See also: Wikipedia:Use common sense
We are encouraged to use some common sense and discretion. It is impossible to make hard rules that cover every context. We must use some rational thought and judgment in our decisions, rather than slavishly following the wording of policy without thought. Why isn't "use common sense" an official policy? It doesn't need to be; as a fundamental principle, it is above any policy.
Rules cannot cover every possible circumstance and sometimes may impede us from improving the encyclopedia. In those cases, we should be bold and do what is best. In the same spirit, the letter of policy will always fall short of completely encompassing the spirit of policy. We should feel free to do whatever is most faithful to the spirit of the policy, whether or not the specific circumstance is spelled out in the policy. Nobody owns articles, so if you see a problem you can fix, do so.
See also: Wikipedia:Consensus
Consensus is a fundamental part of the wiki process. The principles explained in the various policies and guidelines are generally backed by a very broad consensus. While the wording of the various rules may come under dispute, or change in the course of the normal wiki process, the basic principles underlying those policies are rarely disputed. How those principles apply to individual cases is best determined by forming a consensus among the involved editors – registered or unregistered. The BOLD, revert, discuss cycle is a popular method of reaching consensus, and may be useful for identifying objections, keeping discussion moving forward and helping to break deadlocks.
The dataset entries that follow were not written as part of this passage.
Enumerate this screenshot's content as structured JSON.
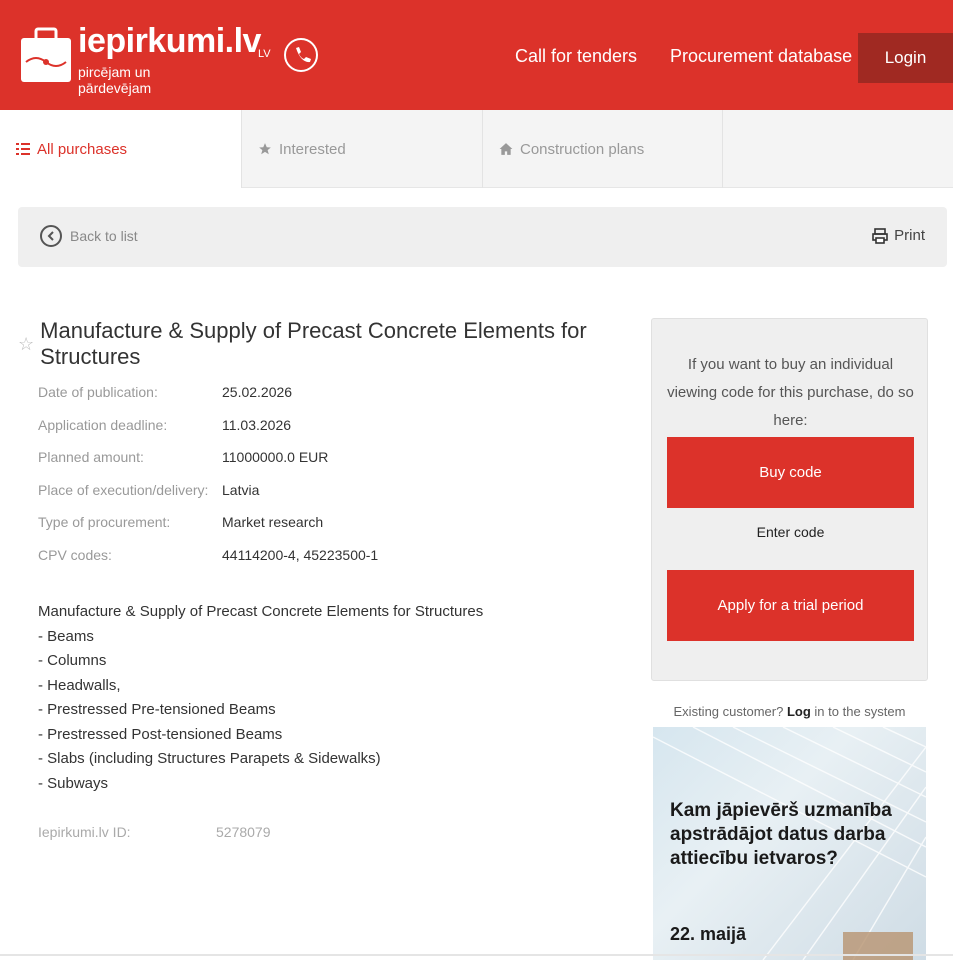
{
  "header": {
    "logo_name": "iepirkumi.lv",
    "logo_tagline": "pircējam un pārdevējam",
    "lang": "LV",
    "nav": {
      "call_for_tenders": "Call for tenders",
      "procurement_database": "Procurement database"
    },
    "login": "Login"
  },
  "tabs": {
    "all": "All purchases",
    "interested": "Interested",
    "construction": "Construction plans"
  },
  "backbar": {
    "back": "Back to list",
    "print": "Print"
  },
  "purchase": {
    "title": "Manufacture & Supply of Precast Concrete Elements for Structures",
    "details": [
      {
        "label": "Date of publication:",
        "value": "25.02.2026"
      },
      {
        "label": "Application deadline:",
        "value": "11.03.2026"
      },
      {
        "label": "Planned amount:",
        "value": "11000000.0 EUR"
      },
      {
        "label": "Place of execution/delivery:",
        "value": "Latvia"
      },
      {
        "label": "Type of procurement:",
        "value": "Market research"
      },
      {
        "label": "CPV codes:",
        "value": "44114200-4, 45223500-1"
      }
    ],
    "description_lines": [
      "Manufacture & Supply of Precast Concrete Elements for Structures",
      "- Beams",
      "- Columns",
      "- Headwalls,",
      "- Prestressed Pre-tensioned Beams",
      "- Prestressed Post-tensioned Beams",
      "- Slabs (including Structures Parapets & Sidewalks)",
      "- Subways"
    ],
    "id_label": "Iepirkumi.lv ID:",
    "id_value": "5278079"
  },
  "sidebar": {
    "intro": "If you want to buy an individual viewing code for this purchase, do so here:",
    "buy_code": "Buy code",
    "enter_code": "Enter code",
    "trial": "Apply for a trial period",
    "existing_prefix": "Existing customer?",
    "existing_login": "Log",
    "existing_suffix": "in to the system"
  },
  "ad": {
    "headline": "Kam jāpievērš uzmanība apstrādājot datus darba attiecību ietvaros?",
    "date": "22. maijā"
  },
  "colors": {
    "brand_red": "#dc322a",
    "dark_red": "#a02922"
  }
}
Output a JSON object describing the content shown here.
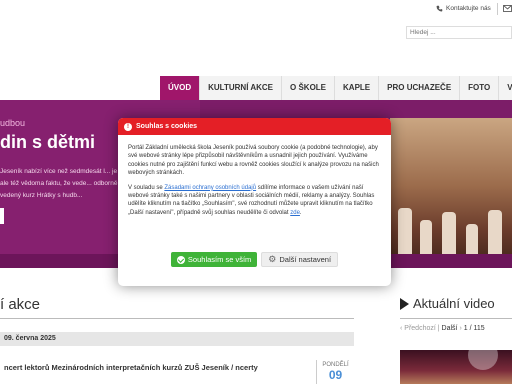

Some editors will see any reversion as a challenge, so be considerate and patient. While discussing matters, it is very important that you conduct yourself with civility and assume good faith on the part of others. Edit warring (repeatedly overriding or reimplementing contributions) is highly discouraged. In cases where a consensus is not forthcoming, it may be helpful to seek some assistance in reaching an agreement.
A cordial atmosphere is essential to consensus-building. Editors should be respectful and kind in order to foster a calm collaborative environment. Many negative behaviors are not explicitly covered by the rules, but are frowned upon and essentially discouraged by the rules. Baiting and rude comments may not reach the "threshold" of personal attacks, but they are just as harmful and disruptive. The principles of disallowing personal attacks and preventing disruption similarly discourage comments made with the same negative intent and impact.
Sometimes editors will erroneously place a strong focus on the exact wording of policy. This is commonly referred to as "WikiLawyering". Contributors should assume good faith and explain to someone making legalistic arguments of policy that the spirit of the rules is what is most important. Very often, new editors are used to environments and online activities where the rules are very exacting. Experienced editors should take the time to explain the principles at the core of the rules to help new editors learn and adjust.
Sometimes editors may attempt to manipulate situations by relying on a very strict reading of the wording of a policy. A common example is an editor making exactly three reverts and waiting for another day before making three reverts again. This is an attempt to "game" the three revert rule. However, the rule itself notes that the 3RR limit is an "electric fence". That is, it is a hard limit rather than an entitlement, and revert warring may be considered disruption regardless whether that limit has been reached. For example, breaking the 3RR limit over a 25- or even 36-hour period instead of the "standard" 24 may still be judged an infraction. The principle behind 3RR is avoiding disruptive edit warring, and that is more important than an exact count of reversions.